Continuing the H1 2022 trend, Q3 may carry an air of momentum for Asia Pacific (APAC), despite ongoing uncertainty in the region. The outlook is positive overall — for mergers and acquisitions (M&A) activity in areas such as Australia-New Zealand (ANZ) and a rebounding South Korea — thanks to recent elections and government moves toward pro-business policies.

Rising interest rates and inflation worries across APAC sees a more conservative outlook in the region, which you can read about in greater detail in the newly published SS&C Intralinks Deal Flow Predictor for Q3 2022. The Deal Flow Predictor is independently verified for its accuracy and gives an even greater look at what APAC and other global markets have in store for dealmaking in the uncertain days ahead.

In China, the mood for mergers and acquisitions (M&A) is more passive, despite expectations of a rebound for H2. Waning enthusiasm in Southeast Asia is largely due to delays in the deal process, although, with travel slowly regaining momentum across Southeast Asia, South Asia and Japan, we should be seeing a gradual pickup in M&A activity in these geographies.

Meanwhile, for ANZ, Japan, South Asia and South Korea, the M&A pipeline is looking stronger than ever. Deals that were in motion but not executed in early 2022 may become part of a Q3 pickup. South Korea has megadeals worth billions of dollars in the queue, plus a series of huge investment plans recently announced by large corporations.
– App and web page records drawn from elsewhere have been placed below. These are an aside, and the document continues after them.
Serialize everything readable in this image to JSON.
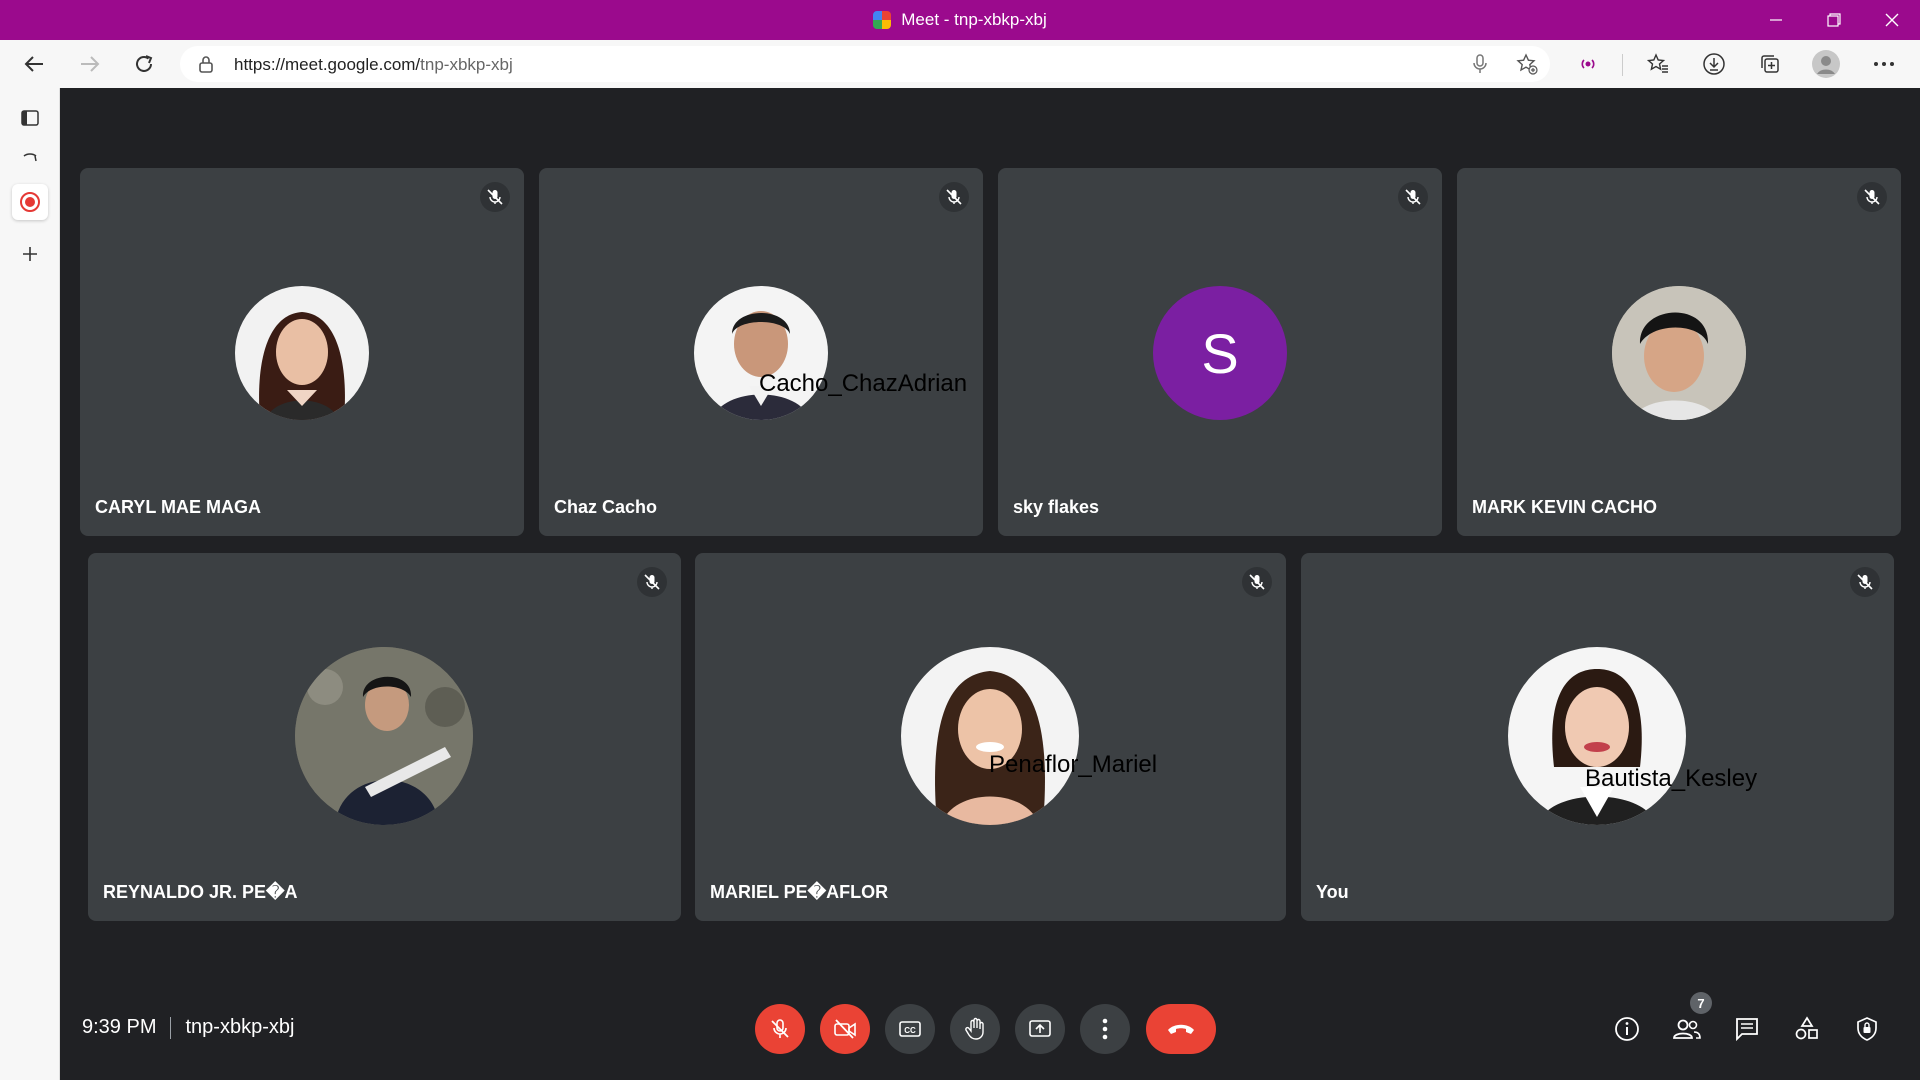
{
  "window": {
    "title": "Meet - tnp-xbkp-xbj"
  },
  "browser": {
    "url_host": "https://meet.google.com/",
    "url_path": "tnp-xbkp-xbj"
  },
  "meeting": {
    "time": "9:39 PM",
    "code": "tnp-xbkp-xbj",
    "participant_count": "7"
  },
  "participants": [
    {
      "name": "CARYL MAE MAGA",
      "avatar": "photo",
      "muted": true
    },
    {
      "name": "Chaz Cacho",
      "avatar": "photo",
      "overlay": "Cacho_ChazAdrian",
      "muted": true
    },
    {
      "name": "sky flakes",
      "avatar": "letter",
      "letter": "S",
      "avatar_color": "#7b1fa2",
      "muted": true
    },
    {
      "name": "MARK KEVIN CACHO",
      "avatar": "photo",
      "muted": true
    },
    {
      "name": "REYNALDO JR. PE�A",
      "avatar": "photo",
      "muted": true
    },
    {
      "name": "MARIEL PE�AFLOR",
      "avatar": "photo",
      "overlay": "Penaflor_Mariel",
      "muted": true
    },
    {
      "name": "You",
      "avatar": "photo",
      "overlay": "Bautista_Kesley",
      "muted": true
    }
  ],
  "colors": {
    "titlebar": "#9b0a8d",
    "meet_bg": "#202124",
    "tile_bg": "#3c4043",
    "danger": "#ea4335"
  }
}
Looking ahead

In Southeast Asia, investor confidence is rising amid a progressive lifting of COVID-19 restrictions in many countries here. Companies in the region will also be adopting more technology to remain competitive under rising pressures in supply chain, fulfillment, and major macroeconomic shifts.
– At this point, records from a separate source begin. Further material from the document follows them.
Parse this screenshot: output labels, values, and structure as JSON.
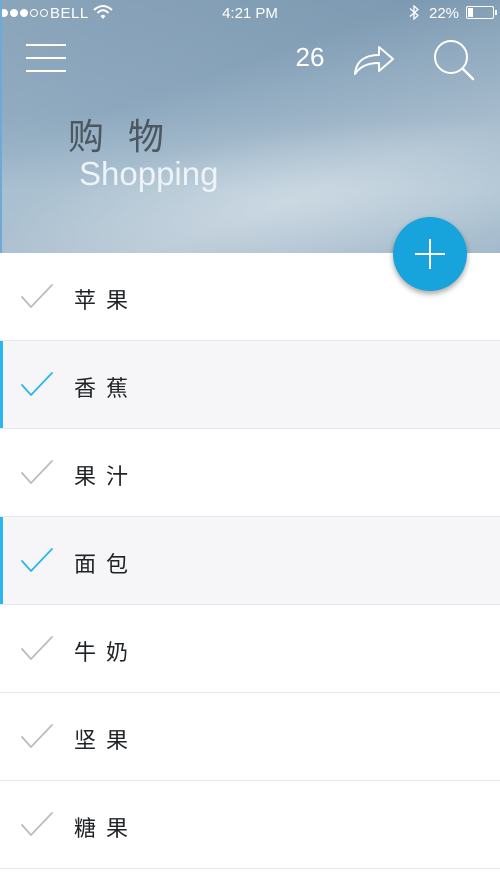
{
  "status_bar": {
    "carrier": "BELL",
    "time": "4:21 PM",
    "battery_percent": "22%",
    "battery_level": 0.22,
    "signal_strength": 3,
    "signal_max": 5
  },
  "toolbar": {
    "count": "26",
    "menu_icon": "hamburger-menu-icon",
    "share_icon": "share-arrow-icon",
    "search_icon": "search-icon"
  },
  "header": {
    "title_cn": "购物",
    "title_en": "Shopping"
  },
  "fab": {
    "icon": "plus-icon",
    "color": "#17a4dc"
  },
  "colors": {
    "accent": "#2bb5ee",
    "unchecked": "#b9bcc0"
  },
  "list": {
    "items": [
      {
        "label": "苹果",
        "checked": false
      },
      {
        "label": "香蕉",
        "checked": true
      },
      {
        "label": "果汁",
        "checked": false
      },
      {
        "label": "面包",
        "checked": true
      },
      {
        "label": "牛奶",
        "checked": false
      },
      {
        "label": "坚果",
        "checked": false
      },
      {
        "label": "糖果",
        "checked": false
      }
    ]
  }
}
While Greater China has had a sluggish Q1 due to continued COVID-19 lockdowns that have suspended deals, the M&A market is expected to rebound as Hong Kong, Shanghai and Beijing slowly return to normal. After a slow Q2 for M&A activity that was compounded by inflation and Russia’s invasion of Ukraine, India shows great promise with potential bounce-back in H2

The competition for qualified assets is stiff, and this is especially pronounced in ANZ’s middle-market space where bilateral deals are becoming rarer due to investment banks knowing they can go to market to drive price.
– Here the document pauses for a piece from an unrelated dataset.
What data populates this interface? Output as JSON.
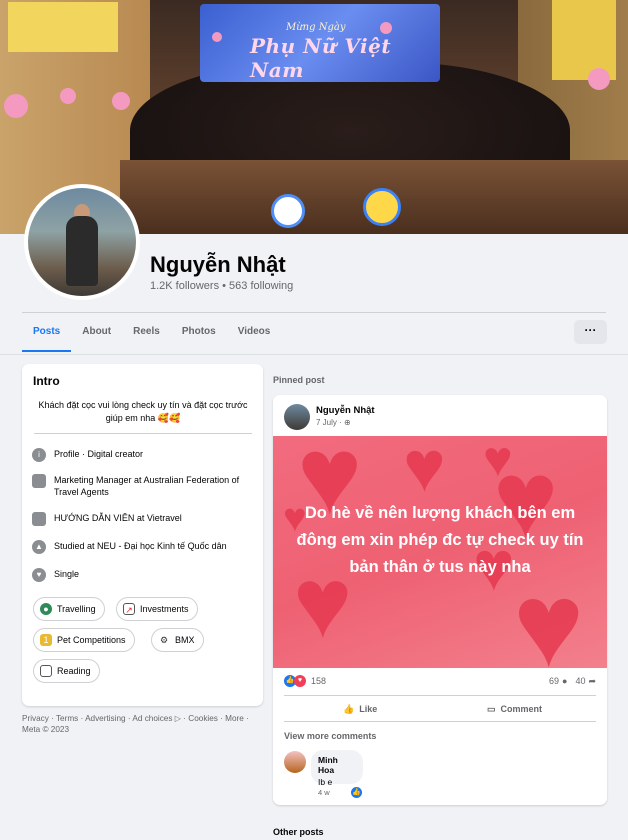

With dry powder feeding the competition in Greater China, Japan and ANZ, one can only expect to be presented with opportunistic strategic transactions. Sectors like Energy and Infrastructure are further driving demand in Southeast Asia and South Asia which can be expected to continue into the quarter.

Varying valuations

Valuations are a mixed bag across APAC. In ANZ, they’re inflamed with an abundance of dry powder sitting across the region. Conversely, in Greater China, valuations are low, where we will expect to see a recovery in H2.

Japanese stock prices have remained relatively strong compared to other markets since the beginning of the year, so overall valuations have held up despite a dip in high-growth tech sectors resulting from a drop in tech valuations in the U.S.

Energy is the focus for H2, specifically sustainable energy, with Tech and IT coming in a close second. ANZ is poised for a significant number of early-stage Tech and IT transactions in late Q3, with activity in this sector expected due to distressed assets and innovation.

Despite optimism in APAC, increasing interest rates and inflation are the causing stumbling blocks for deals. Global uncertainty — most notably from the Russia-Ukraine conflict and talk of a recession — are making dealmakers less likely to embark on new projects. In Japan and China, pandemic-related travel restrictions continue to cause issues. Meanwhile, Real Estate, Retail and Life Sciences show promise in Greater China, Japan and South and Southeast Asia.

Alex Turner Intralinks